Before that realisation I happily bought into that “board games are social” line. But that seems to me a quaint, self serving myth. Board games are only social in a dreadfully restrictive manner, totally isolated to play itself. There are too many times that I’ve been out with friends to play, and got home, and been asked “how is so and so? how are their kids?” and I’ve not been able to answer. That’s sad, but I kept on justifying it to myself by thinking about how much we talked and interacted. But all we talked about was the game, and what happened in the game. Board games are a great tool to organise your socialising around, but it’s too easy to let them dictate your interactions completely.

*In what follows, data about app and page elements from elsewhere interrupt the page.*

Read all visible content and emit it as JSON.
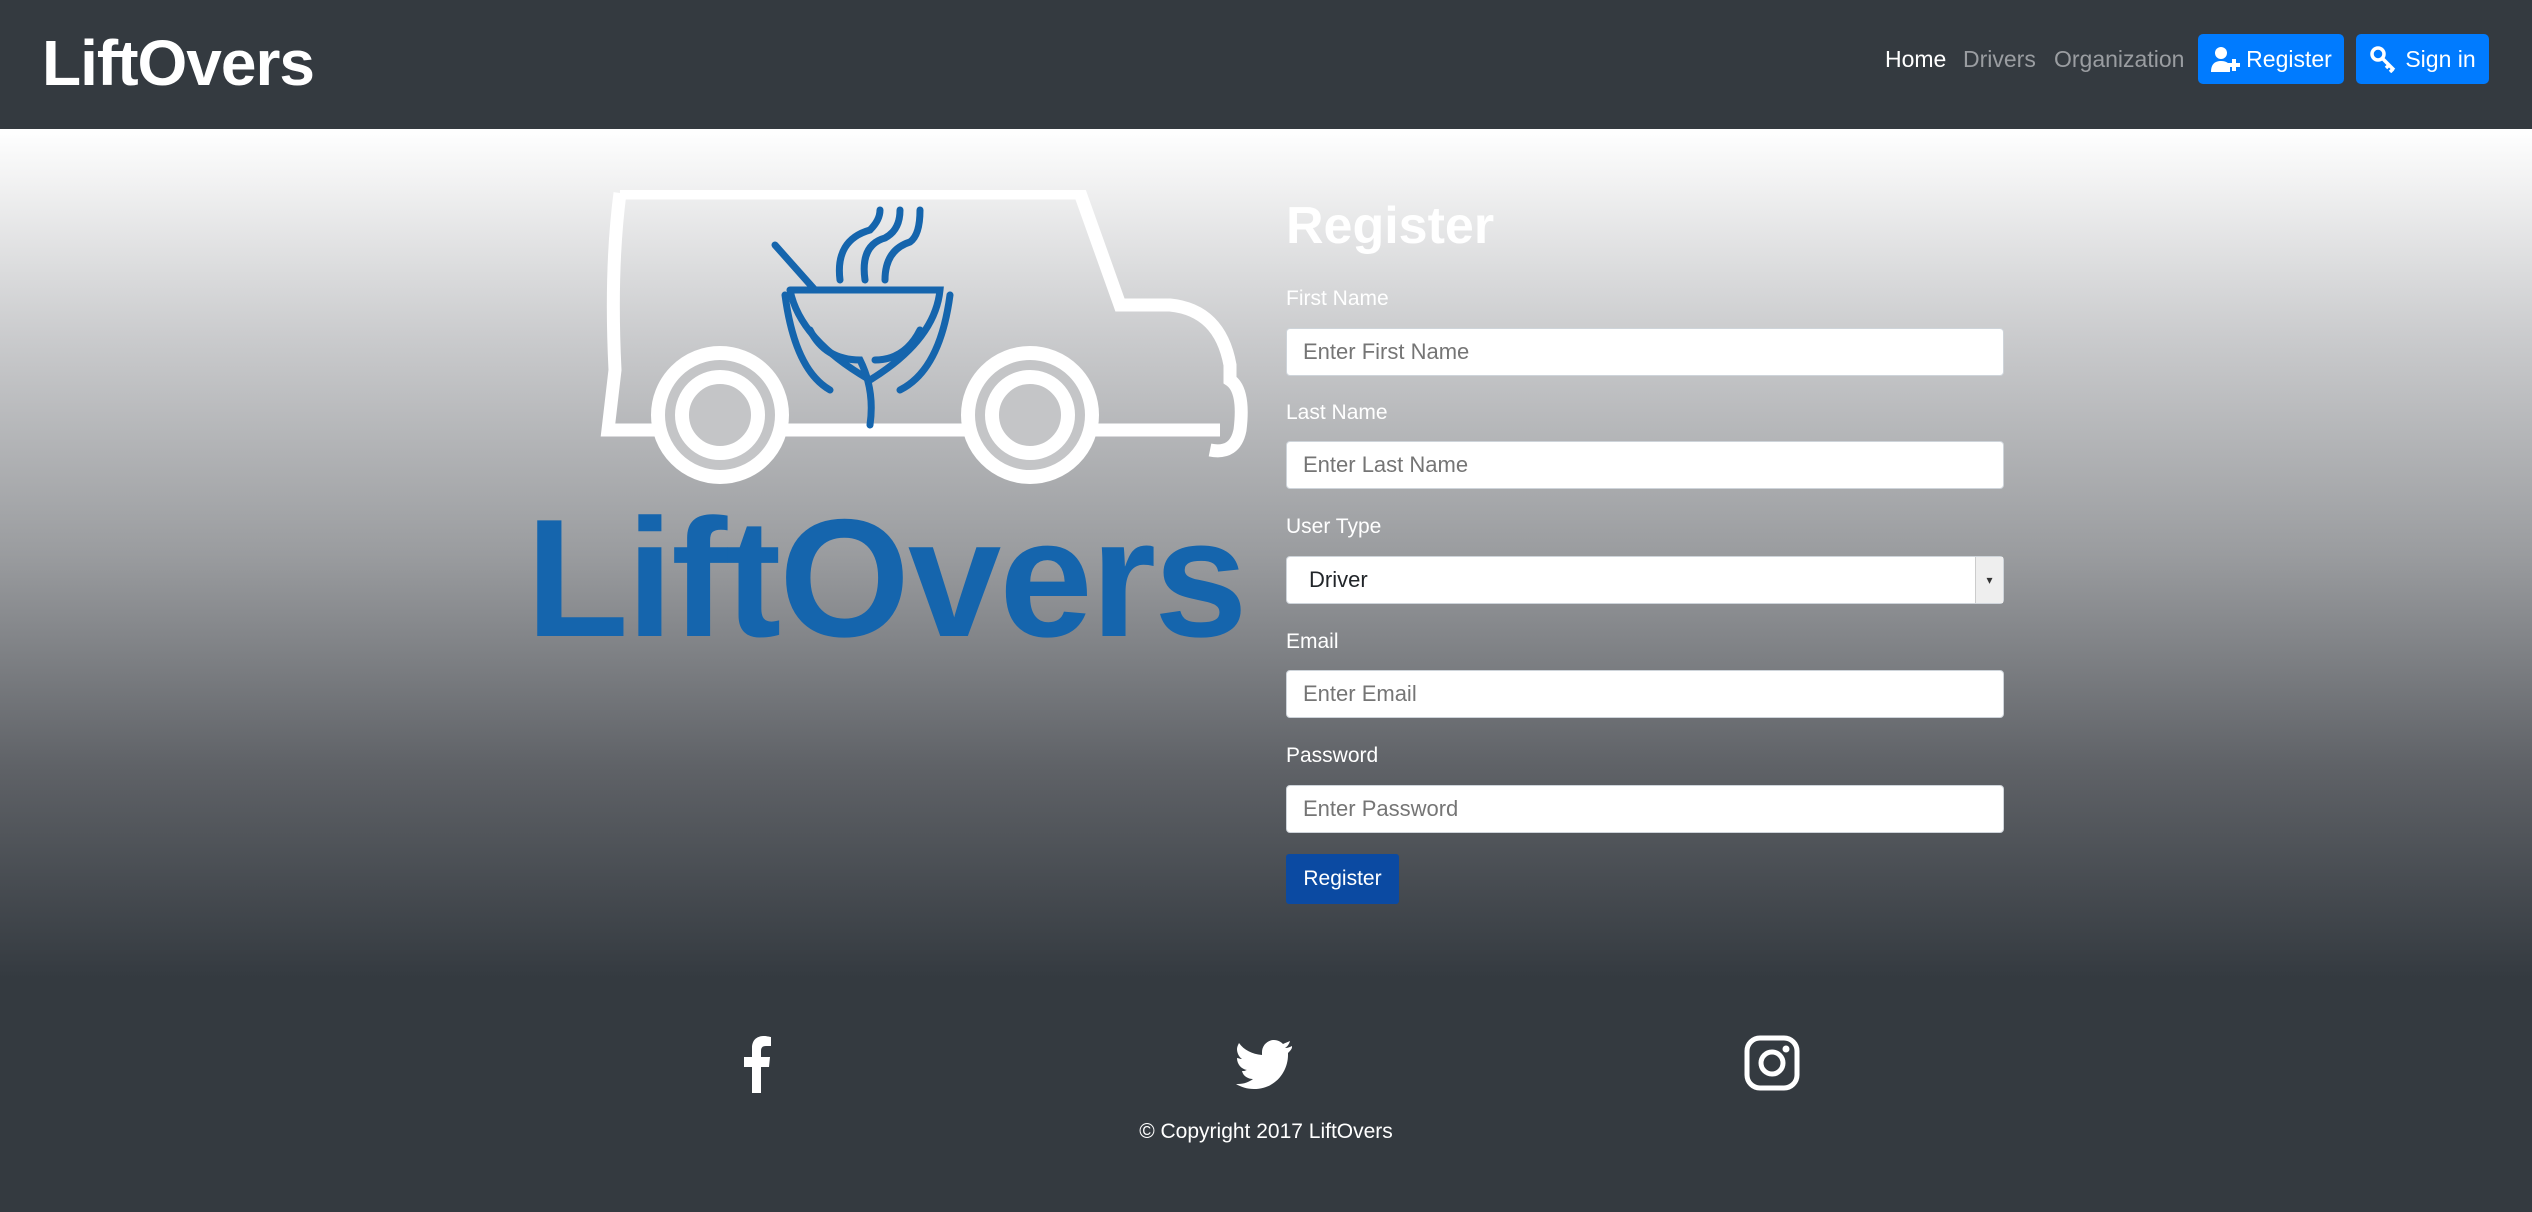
{
  "navbar": {
    "brand": "LiftOvers",
    "links": [
      "Home",
      "Drivers",
      "Organization"
    ],
    "register_label": "Register",
    "signin_label": "Sign in"
  },
  "logo": {
    "text": "LiftOvers"
  },
  "form": {
    "title": "Register",
    "first_name": {
      "label": "First Name",
      "placeholder": "Enter First Name"
    },
    "last_name": {
      "label": "Last Name",
      "placeholder": "Enter Last Name"
    },
    "user_type": {
      "label": "User Type",
      "value": "Driver"
    },
    "email": {
      "label": "Email",
      "placeholder": "Enter Email"
    },
    "password": {
      "label": "Password",
      "placeholder": "Enter Password"
    },
    "submit_label": "Register"
  },
  "footer": {
    "copyright": "© Copyright 2017 LiftOvers",
    "icons": [
      "facebook-icon",
      "twitter-icon",
      "instagram-icon"
    ]
  },
  "colors": {
    "navbar": "#343a40",
    "primary": "#007bff",
    "logo_blue": "#1565ad",
    "submit": "#0b4aa2"
  }
}
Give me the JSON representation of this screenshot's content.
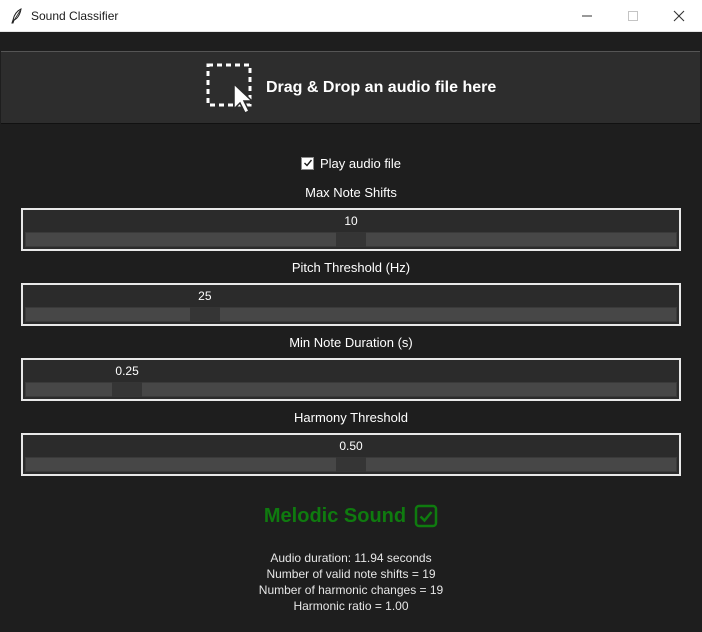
{
  "window": {
    "title": "Sound Classifier",
    "icon": "feather-icon"
  },
  "dropzone": {
    "label": "Drag & Drop an audio file here",
    "icon": "drop-target-cursor-icon"
  },
  "play_audio": {
    "label": "Play audio file",
    "checked": true
  },
  "sliders": [
    {
      "label": "Max Note Shifts",
      "value": "10",
      "fraction": 0.5
    },
    {
      "label": "Pitch Threshold (Hz)",
      "value": "25",
      "fraction": 0.265
    },
    {
      "label": "Min Note Duration (s)",
      "value": "0.25",
      "fraction": 0.14
    },
    {
      "label": "Harmony Threshold",
      "value": "0.50",
      "fraction": 0.5
    }
  ],
  "result": {
    "label": "Melodic Sound",
    "color": "#0f7b0f",
    "icon": "checkbox-checked-icon"
  },
  "stats": {
    "duration": "Audio duration: 11.94 seconds",
    "note_shifts": "Number of valid note shifts = 19",
    "harmonic_changes": "Number of harmonic changes = 19",
    "harmonic_ratio": "Harmonic ratio = 1.00"
  }
}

Could we do anything about this? Yes, if we wanted to. It'd help is board gaming was more of a common culltural touchstone than it is. But a lot of hobby gamers have a worryingly narrow definition of what constitutes a board game. There are many games on the fringes of the hobby scene that encourage genuine sociability and imagination, such as the excellent storytelling game Once Upon A Time, or the emerging scene in mass-participation social games to look to for inspiration, all of which a lot of hobbyists would turn up their noses at for being too imprecise or poorly defined. But then again there more important question is, do we want to? There's nothing particularly wrong with game experinces being escapist, introverted or non-social. But perhaps it's about time that we stopped pretending they were not those things, and kidding ourselves that they're a substitute for genuine socialising.